Rev. Maronde said they have received a wealth of positive responses to their ideas and the formation of LIRA.  Plans are being made for the future of LIRA and its programming. 

“In 2023, we will launch a concerted effort to raise funds to renovate the sturdy barn in western Iowa, which will become housing for students, classroom space, and a center for conferences and retreats,” he explained.   

“This will be the hub of LIRA, which is taking shape on a farmstead in need of restoration and care. Many trees have been felled, much scrap metal needs to be moved, but a farm is emerging from the overgrowth, and we are excited for what lies ahead!” 

Raising three busy daughters, shepherding two congregations, homeschooling, farming and leading LIRA make for very full days for Rev. Maronde and Bethany, but he said they love every moment. 

“Yes, I wear a lot of ‘hats’! In one morning, I can be supervising my eldest daughter with her homeschooling, writing a sermon, and checking electric fence for my father-in-law’s cattle!” he said. “Right now, there is a ton of work setting up the property where we will live and establish LIRA. We’ve been repairing a machine shed and setting up a modular home which will be our temporary home and will eventually house students and guests. The more permanent Maronde family home is a 100-year-old farm house that we are restoring. There is plenty of work to do, and we have been blessed with a number of volunteers who have traveled from as far as Texas to come and help us out!” 

Rev. Maronde said that he and his wife both fondly recall their time at Concordia Nebraska and agree that it prepared them for the many vocations in which they serve today. He said that he is in continual communication with the Concordia Nebraska agriculture department, exploring ways that LIRA and Concordia Nebraska can mutually help one another. 

“I truly enjoyed my time at Concordia Nebraska both as a student and then later as a professor,” he said. “My time as an adjunct at the university gave me a taste for teaching an age group that leaves me very excited for when we begin to bring students to the farm. I can’t wait to be teaching again! I grew up as a farm kid, always was around agriculture, but I never expected to be drawn back to it in this unique way, and I’m excited to combine teaching, pastoring, and farming together, for the good of the church and the world.” 

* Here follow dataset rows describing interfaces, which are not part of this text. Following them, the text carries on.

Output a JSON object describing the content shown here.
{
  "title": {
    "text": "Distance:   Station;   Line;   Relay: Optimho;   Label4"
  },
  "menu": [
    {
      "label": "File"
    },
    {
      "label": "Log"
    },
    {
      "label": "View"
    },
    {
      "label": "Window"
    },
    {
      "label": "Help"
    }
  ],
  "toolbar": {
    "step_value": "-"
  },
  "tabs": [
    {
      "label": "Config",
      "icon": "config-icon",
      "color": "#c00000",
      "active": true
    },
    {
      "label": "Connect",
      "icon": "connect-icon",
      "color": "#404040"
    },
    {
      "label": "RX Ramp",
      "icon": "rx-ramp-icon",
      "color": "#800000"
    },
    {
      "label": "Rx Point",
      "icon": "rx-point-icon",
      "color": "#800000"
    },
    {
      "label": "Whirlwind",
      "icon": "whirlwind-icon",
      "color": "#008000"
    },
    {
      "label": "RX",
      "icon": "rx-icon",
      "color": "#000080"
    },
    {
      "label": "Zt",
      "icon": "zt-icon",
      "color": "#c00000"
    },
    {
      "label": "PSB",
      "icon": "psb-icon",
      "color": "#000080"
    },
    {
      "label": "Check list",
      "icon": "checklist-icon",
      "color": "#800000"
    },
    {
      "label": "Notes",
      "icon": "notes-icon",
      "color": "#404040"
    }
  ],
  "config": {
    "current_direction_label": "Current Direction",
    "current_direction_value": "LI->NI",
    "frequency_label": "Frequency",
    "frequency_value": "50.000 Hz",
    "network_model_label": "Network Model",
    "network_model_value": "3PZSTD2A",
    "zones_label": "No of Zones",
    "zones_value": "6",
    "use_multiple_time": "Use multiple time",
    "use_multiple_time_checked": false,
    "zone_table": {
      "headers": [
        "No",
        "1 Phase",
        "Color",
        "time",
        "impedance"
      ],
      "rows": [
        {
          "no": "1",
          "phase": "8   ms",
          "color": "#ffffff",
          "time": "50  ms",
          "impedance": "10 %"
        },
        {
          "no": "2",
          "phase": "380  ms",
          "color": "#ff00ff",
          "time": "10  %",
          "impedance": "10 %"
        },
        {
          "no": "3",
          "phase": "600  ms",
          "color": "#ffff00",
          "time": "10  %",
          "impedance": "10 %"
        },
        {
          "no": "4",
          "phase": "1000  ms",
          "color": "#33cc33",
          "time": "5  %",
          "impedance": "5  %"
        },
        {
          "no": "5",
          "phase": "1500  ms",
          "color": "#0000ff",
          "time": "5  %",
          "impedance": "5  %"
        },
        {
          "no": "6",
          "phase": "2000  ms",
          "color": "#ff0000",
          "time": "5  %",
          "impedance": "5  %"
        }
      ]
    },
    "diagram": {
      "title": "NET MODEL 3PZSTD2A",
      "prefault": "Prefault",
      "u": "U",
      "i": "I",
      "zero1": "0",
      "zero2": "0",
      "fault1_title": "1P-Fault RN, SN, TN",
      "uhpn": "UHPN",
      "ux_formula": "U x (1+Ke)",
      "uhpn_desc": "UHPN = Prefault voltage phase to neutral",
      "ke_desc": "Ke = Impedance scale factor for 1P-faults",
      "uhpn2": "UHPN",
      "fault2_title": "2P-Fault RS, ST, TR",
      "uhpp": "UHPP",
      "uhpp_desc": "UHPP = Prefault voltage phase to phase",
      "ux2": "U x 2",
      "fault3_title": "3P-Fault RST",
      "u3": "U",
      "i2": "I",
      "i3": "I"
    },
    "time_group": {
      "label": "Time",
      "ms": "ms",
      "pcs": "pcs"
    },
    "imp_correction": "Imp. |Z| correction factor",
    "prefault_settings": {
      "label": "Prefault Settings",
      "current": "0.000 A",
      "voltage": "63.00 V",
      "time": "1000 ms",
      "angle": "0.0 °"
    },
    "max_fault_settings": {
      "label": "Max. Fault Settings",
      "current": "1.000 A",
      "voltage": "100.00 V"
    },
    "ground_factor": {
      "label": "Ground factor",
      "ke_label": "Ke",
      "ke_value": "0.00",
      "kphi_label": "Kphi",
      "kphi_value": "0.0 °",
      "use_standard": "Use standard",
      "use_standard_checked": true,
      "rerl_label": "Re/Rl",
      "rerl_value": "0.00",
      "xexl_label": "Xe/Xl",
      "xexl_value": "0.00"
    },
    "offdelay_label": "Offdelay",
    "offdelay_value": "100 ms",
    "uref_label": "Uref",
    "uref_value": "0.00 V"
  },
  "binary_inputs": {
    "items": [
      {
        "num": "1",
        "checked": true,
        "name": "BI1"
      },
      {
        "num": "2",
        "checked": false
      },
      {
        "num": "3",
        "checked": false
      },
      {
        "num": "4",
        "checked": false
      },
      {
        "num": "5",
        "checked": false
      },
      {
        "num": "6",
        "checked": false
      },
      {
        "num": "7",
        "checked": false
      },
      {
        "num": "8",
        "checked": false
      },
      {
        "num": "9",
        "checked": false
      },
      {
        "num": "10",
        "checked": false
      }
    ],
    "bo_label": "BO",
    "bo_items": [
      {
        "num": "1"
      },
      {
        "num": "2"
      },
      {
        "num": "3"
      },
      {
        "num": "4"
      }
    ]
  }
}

Learn more about the Lutheran Institute of Regenerative Agriculture at or follow them on Facebook at The Lutheran Institute of Regenerative Agriculture.